The Court then addressed defendant’s second argument – that the 2008 amendment specifically excluding ORV’s from the definition of a “motor vehicle” under the No-Fault Act should be given retroactive application in this case. The Court found that the amendment was not intended to clarify legislative intent in light of the fact that the first case to consider the exemption of ORVs from the No-Fault Act, Michigan Millers v Farm Bureau Gen Ins Co, 156 Mich App 823 (1987), was decided by the Court of Appeals in 1986 and 20 years had passed since that decision without the Legislature opting to clarify or amend its language or intent.

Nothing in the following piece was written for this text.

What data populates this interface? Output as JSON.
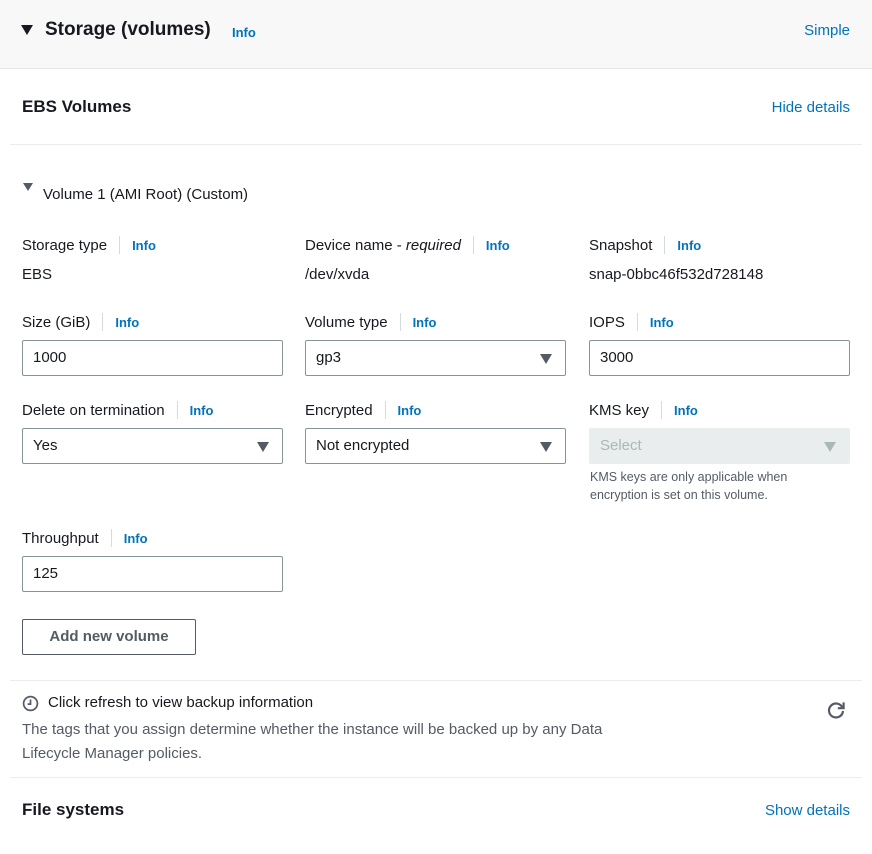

Accordingly, the

Shankster Court viewed the 2008 amendment as a change in the law, not a clarification. Moreover, the Court found that the amendment, if applied retroactively, would have an effect on plaintiff’s substantive rights. Under the former statute, the plaintiff would have a right to PIP benefits. Under the amended statute, plaintiff does not. In reaching this decision, the Court did not analyze whether PIP benefits were a substantive right at all, but rather simply declared them to be so.

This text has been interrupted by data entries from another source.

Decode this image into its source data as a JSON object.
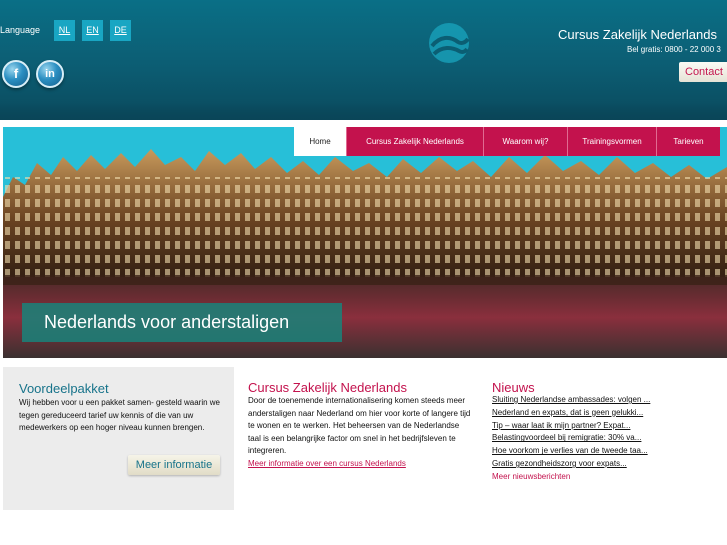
{
  "header": {
    "language_label": "Language",
    "languages": [
      "NL",
      "EN",
      "DE"
    ],
    "social": {
      "facebook": "f",
      "linkedin": "in"
    },
    "site_title": "Cursus Zakelijk Nederlands",
    "phone": "Bel gratis: 0800 - 22 000 3",
    "contact_label": "Contact"
  },
  "nav": {
    "items": [
      "Home",
      "Cursus Zakelijk Nederlands",
      "Waarom wij?",
      "Trainingsvormen",
      "Tarieven"
    ],
    "active": "Home"
  },
  "banner": {
    "caption": "Nederlands voor anderstaligen"
  },
  "voordeel": {
    "title": "Voordeelpakket",
    "text": "Wij hebben voor u een pakket samen- gesteld waarin we tegen gereduceerd tarief uw kennis of die van uw medewerkers op een hoger niveau kunnen brengen.",
    "button_label": "Meer informatie"
  },
  "cursus": {
    "title": "Cursus Zakelijk Nederlands",
    "text": "Door de toenemende internationalisering komen steeds meer anderstaligen naar Nederland om hier voor korte of langere tijd te wonen en te werken. Het beheersen van de Nederlandse taal is een belangrijke factor om snel in het bedrijfsleven te integreren.",
    "link": "Meer informatie over een cursus Nederlands"
  },
  "nieuws": {
    "title": "Nieuws",
    "items": [
      "Sluiting Nederlandse ambassades: volgen ...",
      "Nederland en expats, dat is geen gelukki...",
      "Tip – waar laat ik mijn partner? Expat...",
      "Belastingvoordeel bij remigratie: 30% va...",
      "Hoe voorkom je verlies van de tweede taa...",
      "Gratis gezondheidszorg voor expats..."
    ],
    "more_link": "Meer nieuwsberichten"
  },
  "colors": {
    "header_teal": "#0c5d73",
    "accent_pink": "#c3124d",
    "lang_button": "#19a6c3",
    "heading_teal": "#17738a"
  }
}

Finally, the Court addressed defendant’s argument that the former provisions of the No- Fault Act are unconstitutional on due process and equal protection grounds. The Court disagreed with defendant, finding that under the rational basis test, the No-Fault Act is constitutional where it furthers a legitimate government interest of ensuring that motorists driving on Michigan roads obtain prompt payment for economic losses in exchange for some limitation of tort liability, even if those motorists are driving exempt vehicles. The Court addressed the distinction between vehicles in general, and the exempt vehicles such as ORVs, noting that the distinction is attributed to the fact that the normal use for each vehicle is different. Vehicles in general are designed for use on highways and public roads. ORVs are not. However, ORVs are occasionally used on public roadways and so, in the rational of the Court, the Act allows coverage for drivers of ORVs to ensure they are provided prompt payment in case of an accident on a public highway. It appears not to matter to the Court at all that plaintiff was no injured on a public highway in this case. The Court also disregarded defendant’s argument that it had not anticipated the risk involved with insuring an ORV operator or occupant. The Court found that coverage required for uninsured ORV operators is the same as for operators of uninsured vehicles in general and, in either case, defendant would have to provide coverage.